I’ve gone on for almost four pages of document text at this point singing the praises of this particular version of Snake Eyes. That’s how good it is. When I write a long review, I’ve either taken a lot of random asides or have a lot of negative things to say. It’s a lot harder to write long when you’re writing positive for some reason, but here we are. I’ve said a lot about Desert Battle Snake Eyes II, but it really can be boiled down to one simple statement: This is hands down the best modern Snake Eyes ever. If you passed on it, first of all, shame on you and secondly, now that I’m done shaming you, get on the secondary market and find him. I can assure you, you won’t be disappointed. Even with the changes in articulation made in the 30th Anniversary line, this Snake Eyes holds up well.

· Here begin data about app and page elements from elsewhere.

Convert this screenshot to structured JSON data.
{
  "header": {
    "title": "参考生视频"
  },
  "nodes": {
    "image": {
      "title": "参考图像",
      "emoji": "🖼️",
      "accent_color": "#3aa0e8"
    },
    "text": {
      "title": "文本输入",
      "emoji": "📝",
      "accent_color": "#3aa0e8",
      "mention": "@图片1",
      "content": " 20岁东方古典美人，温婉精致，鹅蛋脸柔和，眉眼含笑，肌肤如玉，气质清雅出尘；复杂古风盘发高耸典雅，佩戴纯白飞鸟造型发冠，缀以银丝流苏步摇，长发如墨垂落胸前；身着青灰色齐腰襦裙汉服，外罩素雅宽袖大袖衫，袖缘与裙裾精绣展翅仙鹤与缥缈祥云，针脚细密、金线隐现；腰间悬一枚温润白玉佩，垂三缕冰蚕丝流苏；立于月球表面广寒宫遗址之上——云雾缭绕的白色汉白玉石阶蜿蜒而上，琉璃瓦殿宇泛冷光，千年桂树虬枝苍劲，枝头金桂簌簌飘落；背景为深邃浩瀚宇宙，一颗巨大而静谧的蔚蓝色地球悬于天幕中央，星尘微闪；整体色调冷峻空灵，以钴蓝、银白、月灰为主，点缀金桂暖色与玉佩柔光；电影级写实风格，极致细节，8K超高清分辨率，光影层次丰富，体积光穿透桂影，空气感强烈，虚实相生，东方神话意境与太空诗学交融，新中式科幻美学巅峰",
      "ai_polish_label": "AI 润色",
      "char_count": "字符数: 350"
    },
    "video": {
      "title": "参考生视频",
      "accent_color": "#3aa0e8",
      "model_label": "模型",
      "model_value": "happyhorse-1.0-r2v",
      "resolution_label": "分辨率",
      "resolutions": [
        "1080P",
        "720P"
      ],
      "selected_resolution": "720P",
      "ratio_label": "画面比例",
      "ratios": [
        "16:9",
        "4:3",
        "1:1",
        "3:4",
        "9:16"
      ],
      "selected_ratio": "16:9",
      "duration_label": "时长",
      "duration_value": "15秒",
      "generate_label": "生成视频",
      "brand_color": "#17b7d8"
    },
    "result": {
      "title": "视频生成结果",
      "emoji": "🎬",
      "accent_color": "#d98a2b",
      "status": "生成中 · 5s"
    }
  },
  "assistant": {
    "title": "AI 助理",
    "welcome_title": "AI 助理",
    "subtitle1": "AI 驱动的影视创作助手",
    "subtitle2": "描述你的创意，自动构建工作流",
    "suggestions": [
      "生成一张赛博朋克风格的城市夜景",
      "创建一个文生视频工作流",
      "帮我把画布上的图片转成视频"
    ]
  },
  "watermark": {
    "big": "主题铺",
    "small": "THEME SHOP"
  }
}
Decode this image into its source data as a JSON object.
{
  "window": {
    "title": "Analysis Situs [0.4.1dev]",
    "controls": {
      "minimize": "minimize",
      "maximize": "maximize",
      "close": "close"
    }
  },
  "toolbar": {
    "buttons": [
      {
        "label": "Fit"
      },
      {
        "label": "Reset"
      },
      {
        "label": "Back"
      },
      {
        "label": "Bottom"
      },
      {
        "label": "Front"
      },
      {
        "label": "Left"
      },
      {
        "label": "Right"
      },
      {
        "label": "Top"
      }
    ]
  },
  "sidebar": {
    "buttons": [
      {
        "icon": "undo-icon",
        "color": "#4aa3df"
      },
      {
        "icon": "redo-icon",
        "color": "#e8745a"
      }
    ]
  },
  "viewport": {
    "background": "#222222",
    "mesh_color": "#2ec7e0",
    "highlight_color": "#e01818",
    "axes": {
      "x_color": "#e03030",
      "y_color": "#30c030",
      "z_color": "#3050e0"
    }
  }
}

He’s an excellent figure and 54 versions in, they’ve still managed to make a Snake Eyes that crosses off everything on the Snake Eyes design list yet still stayed fresh and interesting.